Interface dataset entries
==*==

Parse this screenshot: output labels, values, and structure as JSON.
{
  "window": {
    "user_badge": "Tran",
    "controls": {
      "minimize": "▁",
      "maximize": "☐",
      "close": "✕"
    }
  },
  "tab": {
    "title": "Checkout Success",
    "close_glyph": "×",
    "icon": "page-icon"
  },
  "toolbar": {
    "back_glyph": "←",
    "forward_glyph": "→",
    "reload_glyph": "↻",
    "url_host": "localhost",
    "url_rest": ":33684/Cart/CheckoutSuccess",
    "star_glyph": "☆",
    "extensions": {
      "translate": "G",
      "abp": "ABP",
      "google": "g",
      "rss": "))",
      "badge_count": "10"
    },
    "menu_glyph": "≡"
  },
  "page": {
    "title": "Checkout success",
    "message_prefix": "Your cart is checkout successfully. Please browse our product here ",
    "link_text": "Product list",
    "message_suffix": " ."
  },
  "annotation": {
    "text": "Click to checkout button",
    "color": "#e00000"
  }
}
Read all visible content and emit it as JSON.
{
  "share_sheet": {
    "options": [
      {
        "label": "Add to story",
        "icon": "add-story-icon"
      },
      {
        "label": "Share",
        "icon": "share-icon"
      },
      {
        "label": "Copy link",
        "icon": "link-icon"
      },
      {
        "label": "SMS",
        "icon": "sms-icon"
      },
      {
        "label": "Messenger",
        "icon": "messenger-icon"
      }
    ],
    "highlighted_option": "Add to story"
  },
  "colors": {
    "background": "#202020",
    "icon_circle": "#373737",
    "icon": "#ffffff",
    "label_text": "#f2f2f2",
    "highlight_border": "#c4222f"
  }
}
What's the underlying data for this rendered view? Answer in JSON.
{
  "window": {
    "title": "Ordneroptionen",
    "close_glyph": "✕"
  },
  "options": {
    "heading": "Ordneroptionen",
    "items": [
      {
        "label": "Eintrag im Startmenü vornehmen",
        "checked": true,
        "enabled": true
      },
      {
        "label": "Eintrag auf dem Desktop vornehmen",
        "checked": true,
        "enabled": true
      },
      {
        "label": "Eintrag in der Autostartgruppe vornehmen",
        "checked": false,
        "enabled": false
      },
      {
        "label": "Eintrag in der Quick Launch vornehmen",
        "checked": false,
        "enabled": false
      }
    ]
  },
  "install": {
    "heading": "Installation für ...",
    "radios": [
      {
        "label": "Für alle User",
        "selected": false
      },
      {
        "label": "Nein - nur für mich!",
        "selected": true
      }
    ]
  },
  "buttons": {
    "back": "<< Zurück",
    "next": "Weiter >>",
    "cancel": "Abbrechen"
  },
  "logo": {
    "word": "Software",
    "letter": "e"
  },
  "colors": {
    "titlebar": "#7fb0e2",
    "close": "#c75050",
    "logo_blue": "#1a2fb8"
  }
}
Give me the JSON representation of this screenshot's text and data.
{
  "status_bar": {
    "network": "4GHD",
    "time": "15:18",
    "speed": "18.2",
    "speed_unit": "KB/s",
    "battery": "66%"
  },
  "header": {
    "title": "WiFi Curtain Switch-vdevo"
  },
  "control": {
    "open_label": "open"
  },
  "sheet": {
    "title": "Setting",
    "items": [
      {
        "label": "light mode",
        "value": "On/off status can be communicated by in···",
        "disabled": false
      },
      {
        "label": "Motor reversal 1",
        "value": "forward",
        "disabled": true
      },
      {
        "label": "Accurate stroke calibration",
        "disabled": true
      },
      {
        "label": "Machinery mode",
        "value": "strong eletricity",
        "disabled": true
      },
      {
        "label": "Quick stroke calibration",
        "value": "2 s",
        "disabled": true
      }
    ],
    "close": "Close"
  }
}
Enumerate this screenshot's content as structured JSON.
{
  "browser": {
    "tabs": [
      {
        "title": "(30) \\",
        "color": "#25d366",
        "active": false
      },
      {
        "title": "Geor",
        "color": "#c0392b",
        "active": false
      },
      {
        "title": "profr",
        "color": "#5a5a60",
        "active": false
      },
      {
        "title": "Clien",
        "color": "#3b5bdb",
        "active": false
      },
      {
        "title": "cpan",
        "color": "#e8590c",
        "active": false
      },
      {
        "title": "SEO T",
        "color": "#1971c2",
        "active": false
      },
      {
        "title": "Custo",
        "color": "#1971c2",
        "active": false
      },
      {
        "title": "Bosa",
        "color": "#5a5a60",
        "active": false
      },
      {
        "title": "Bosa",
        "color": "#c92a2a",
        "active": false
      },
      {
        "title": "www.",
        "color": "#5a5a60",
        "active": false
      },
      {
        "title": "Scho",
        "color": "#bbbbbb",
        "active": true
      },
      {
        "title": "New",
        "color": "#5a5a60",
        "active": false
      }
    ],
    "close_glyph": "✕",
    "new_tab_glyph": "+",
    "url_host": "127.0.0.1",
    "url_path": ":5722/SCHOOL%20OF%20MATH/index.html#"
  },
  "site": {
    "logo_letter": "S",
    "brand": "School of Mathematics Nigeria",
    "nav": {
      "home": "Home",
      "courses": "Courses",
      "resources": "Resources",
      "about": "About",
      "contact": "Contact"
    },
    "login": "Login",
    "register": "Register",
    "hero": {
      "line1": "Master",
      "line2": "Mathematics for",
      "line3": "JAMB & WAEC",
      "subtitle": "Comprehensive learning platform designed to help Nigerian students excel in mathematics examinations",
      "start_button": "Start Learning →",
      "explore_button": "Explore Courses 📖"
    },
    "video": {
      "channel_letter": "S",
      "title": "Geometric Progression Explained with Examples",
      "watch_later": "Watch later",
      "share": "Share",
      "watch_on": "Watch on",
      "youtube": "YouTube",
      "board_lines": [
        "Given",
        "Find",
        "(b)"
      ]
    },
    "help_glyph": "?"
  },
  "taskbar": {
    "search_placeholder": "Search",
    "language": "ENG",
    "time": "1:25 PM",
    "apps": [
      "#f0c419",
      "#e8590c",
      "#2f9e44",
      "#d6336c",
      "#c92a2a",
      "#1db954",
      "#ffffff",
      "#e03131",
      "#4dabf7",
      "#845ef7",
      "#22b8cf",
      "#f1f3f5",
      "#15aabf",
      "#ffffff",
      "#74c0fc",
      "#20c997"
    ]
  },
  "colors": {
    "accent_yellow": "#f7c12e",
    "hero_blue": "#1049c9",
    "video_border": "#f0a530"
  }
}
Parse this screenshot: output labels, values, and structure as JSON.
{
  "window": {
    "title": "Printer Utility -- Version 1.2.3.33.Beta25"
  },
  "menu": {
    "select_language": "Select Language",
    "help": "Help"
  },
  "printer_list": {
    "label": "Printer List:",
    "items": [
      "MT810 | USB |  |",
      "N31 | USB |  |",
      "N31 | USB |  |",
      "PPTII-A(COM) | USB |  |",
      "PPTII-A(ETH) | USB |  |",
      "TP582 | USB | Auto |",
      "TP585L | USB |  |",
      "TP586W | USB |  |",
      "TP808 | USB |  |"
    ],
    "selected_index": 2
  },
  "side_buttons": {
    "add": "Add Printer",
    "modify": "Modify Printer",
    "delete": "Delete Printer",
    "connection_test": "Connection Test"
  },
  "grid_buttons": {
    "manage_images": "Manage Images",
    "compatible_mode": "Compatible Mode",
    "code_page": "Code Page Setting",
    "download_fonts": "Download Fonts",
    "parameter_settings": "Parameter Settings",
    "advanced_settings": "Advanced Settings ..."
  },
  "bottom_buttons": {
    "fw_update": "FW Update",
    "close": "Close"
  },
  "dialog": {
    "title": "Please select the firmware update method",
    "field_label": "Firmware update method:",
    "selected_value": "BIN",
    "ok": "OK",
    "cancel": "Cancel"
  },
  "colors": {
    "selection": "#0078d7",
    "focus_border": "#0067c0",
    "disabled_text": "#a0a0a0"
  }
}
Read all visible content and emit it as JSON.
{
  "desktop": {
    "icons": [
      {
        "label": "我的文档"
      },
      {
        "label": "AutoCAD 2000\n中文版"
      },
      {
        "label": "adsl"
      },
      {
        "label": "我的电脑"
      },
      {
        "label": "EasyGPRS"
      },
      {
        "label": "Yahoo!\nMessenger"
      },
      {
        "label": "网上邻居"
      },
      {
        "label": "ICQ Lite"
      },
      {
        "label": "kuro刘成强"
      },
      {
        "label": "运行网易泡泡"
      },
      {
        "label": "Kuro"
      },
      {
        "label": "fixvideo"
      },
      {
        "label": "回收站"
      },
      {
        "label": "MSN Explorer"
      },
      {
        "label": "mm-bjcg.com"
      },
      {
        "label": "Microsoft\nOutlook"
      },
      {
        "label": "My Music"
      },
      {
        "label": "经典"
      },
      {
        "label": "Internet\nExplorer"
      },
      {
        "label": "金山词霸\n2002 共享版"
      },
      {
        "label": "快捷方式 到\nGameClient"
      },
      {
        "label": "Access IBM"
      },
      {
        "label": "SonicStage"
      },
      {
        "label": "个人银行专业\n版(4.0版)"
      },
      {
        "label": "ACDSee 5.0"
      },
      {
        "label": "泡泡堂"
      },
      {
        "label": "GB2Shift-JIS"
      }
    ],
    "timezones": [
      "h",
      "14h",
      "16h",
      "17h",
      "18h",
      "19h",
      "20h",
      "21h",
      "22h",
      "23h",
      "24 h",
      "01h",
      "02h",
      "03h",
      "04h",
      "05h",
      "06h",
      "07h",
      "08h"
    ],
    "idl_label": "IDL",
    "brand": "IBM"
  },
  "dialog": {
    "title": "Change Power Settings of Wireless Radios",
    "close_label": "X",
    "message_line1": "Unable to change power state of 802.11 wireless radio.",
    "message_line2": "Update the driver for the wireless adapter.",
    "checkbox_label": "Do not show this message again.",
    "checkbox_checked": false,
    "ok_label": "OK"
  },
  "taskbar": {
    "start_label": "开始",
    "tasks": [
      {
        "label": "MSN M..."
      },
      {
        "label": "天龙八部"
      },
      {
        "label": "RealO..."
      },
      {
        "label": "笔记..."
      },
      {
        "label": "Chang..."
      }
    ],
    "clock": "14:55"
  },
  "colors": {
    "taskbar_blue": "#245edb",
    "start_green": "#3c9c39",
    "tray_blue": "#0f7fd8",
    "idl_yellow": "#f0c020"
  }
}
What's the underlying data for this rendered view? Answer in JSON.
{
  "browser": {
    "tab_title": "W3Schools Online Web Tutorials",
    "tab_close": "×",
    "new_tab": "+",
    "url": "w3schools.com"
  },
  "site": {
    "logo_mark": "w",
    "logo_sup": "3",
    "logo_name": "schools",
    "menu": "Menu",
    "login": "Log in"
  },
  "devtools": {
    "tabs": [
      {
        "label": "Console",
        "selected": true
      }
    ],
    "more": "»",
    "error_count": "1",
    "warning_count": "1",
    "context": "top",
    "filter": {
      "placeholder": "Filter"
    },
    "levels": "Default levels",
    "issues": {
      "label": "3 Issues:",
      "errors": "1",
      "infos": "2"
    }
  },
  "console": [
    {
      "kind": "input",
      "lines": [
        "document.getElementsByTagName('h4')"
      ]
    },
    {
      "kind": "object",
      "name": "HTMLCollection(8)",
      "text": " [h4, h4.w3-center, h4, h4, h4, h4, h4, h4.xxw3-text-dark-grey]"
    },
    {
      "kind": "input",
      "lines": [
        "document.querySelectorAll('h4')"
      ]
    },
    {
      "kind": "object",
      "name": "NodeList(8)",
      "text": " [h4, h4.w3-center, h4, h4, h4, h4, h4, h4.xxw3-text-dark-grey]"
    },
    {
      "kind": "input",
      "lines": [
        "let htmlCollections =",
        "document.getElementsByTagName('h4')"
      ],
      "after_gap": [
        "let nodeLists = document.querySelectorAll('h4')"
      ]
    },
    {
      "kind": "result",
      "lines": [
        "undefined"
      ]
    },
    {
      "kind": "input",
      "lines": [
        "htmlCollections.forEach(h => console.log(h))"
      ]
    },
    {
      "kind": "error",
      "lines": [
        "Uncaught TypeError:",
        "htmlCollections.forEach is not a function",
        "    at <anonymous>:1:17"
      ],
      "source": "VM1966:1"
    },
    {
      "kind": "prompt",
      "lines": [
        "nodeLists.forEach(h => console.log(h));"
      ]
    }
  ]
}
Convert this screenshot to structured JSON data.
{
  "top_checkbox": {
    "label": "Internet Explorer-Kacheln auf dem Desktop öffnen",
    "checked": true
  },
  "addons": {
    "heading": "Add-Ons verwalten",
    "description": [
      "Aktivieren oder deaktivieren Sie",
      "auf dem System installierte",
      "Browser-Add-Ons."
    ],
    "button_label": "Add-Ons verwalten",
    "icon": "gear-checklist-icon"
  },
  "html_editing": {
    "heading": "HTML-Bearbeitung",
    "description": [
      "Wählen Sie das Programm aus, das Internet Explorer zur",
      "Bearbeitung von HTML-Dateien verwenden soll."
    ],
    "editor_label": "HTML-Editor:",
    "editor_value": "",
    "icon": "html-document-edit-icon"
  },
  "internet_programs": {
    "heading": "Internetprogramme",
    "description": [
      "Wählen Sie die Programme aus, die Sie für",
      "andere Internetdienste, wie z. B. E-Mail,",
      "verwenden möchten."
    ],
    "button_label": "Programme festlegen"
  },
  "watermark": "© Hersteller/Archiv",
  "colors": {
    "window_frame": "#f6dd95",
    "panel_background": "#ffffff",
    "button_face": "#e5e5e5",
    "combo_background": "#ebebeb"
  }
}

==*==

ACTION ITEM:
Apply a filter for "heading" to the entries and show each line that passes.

SOLVED EXERCISE:
    "heading": "Ordneroptionen",
    "heading": "Installation für ...",
    "heading": "Add-Ons verwalten",
    "heading": "HTML-Bearbeitung",
    "heading": "Internetprogramme",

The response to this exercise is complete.